Why are Liberals more concerned about Climate Change than Conservatives? By Benedikt Loula, GLOBUS Correspondent The central issue for the environmental movement has always been the inability to reach a political consensus. In recent decades, we have seen liberals trying to position themselves as guardians of the environment, whilst conservatives tend to be reluctant or,... Continue Reading →
1.5 to Stay Alive: Can We Prevent Damaging Climate Change?
Freddie Seagrave Many countries have recently pledged to reduce their emissions in order to stay within a 1.5°C rise in global warming. Is this target achievable? The following piece was a highly commended entry to the Warwick Global Sustainable Development Year 12 Essay Competition 2019. Over past millennia, global temperatures have been cyclical and affected by... Continue Reading →
SB50: The Climate without Science
By Lucy Jordan, Deputy Editor We have now set a worrying precedent for scientific reports to come, sending the clear message that ‘science is negotiable, and only exists so long as we grant its existence’.Lucy Jordan Scorched by rising temperatures and oppressive humidity over the past few weeks, Europe has been plunged into a state... Continue Reading →
Behavioural Nudging and Meat-Heavy Diets
Using behavioral nudges (labeling) in order to shift UK consumer preferences away from ruminant-heavy diets By Joel Ramlill This piece is the first of a series of assessment submissions from Warwick Economics' Introduction to Environmental Economics module for first-year students. Executive Summary Food production is a major factor of greenhouse gas (GHG) emissions with just... Continue Reading →
Come Together: Future Building in a Divided World
Why is the incorporation of economic theory into the climate action movement important? By Todd Olive, GLOBUS Editor-in-Chief As this correspondent has, so far this series, intended to demonstrate, economics is a fundamentally flawed – even failing – discipline, that nevertheless can be co-opted to understand, encourage and deploy positive solutions for combatting the climate... Continue Reading →
Will young people change the fate of humanity?
Young people are uniting in response to the the climate crisis. Will politicians listen? From GLOBUS Correspondent Aada Orava on the Youth Strike for Climate movement.
The Irony of the Melting Arctic
In the fifth piece of our “Energy Trilemma” series, Nicola Blasetti examines the economic opportunities and consequent threats to habitat integrity and climate change posed by the melting of the Arctic.

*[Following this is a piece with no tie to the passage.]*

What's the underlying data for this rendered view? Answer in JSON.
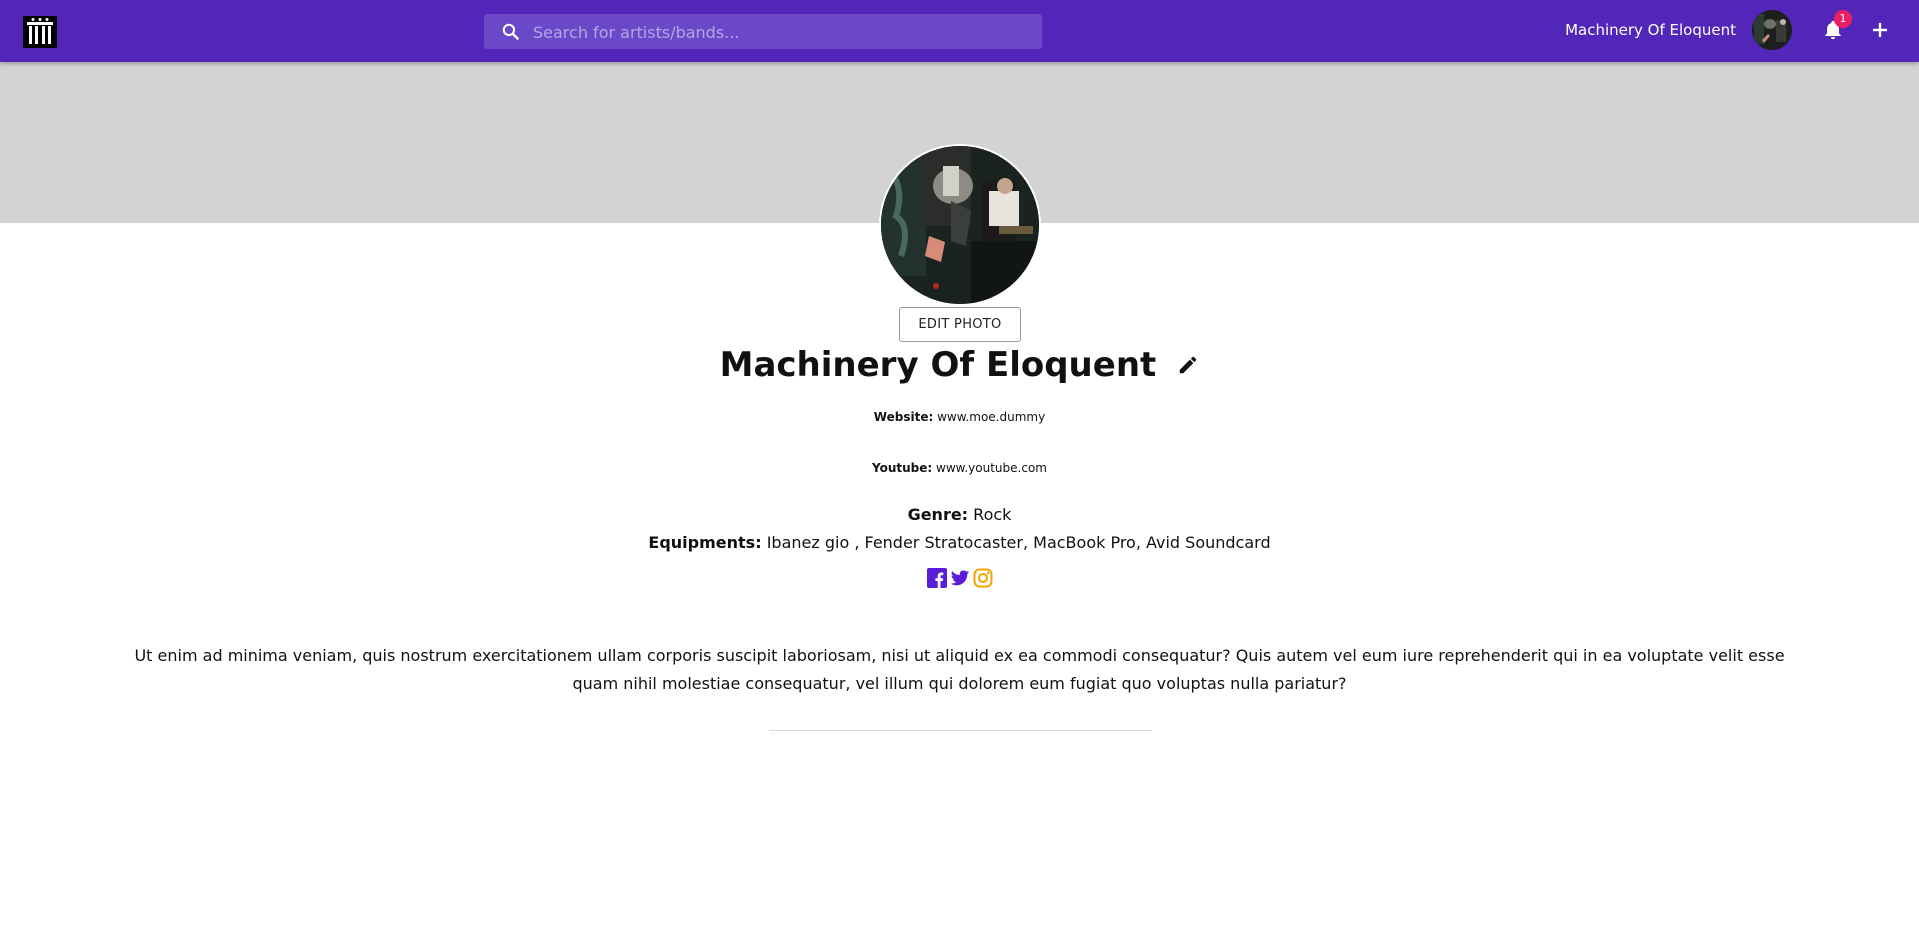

Our Climate Emergency: COP24 – Power vs Progress
GLOBUS' Assistant Editor Lucy Jordan debuts with a frank first-hand account of last December's COP24 negotiations - and their shortcomings.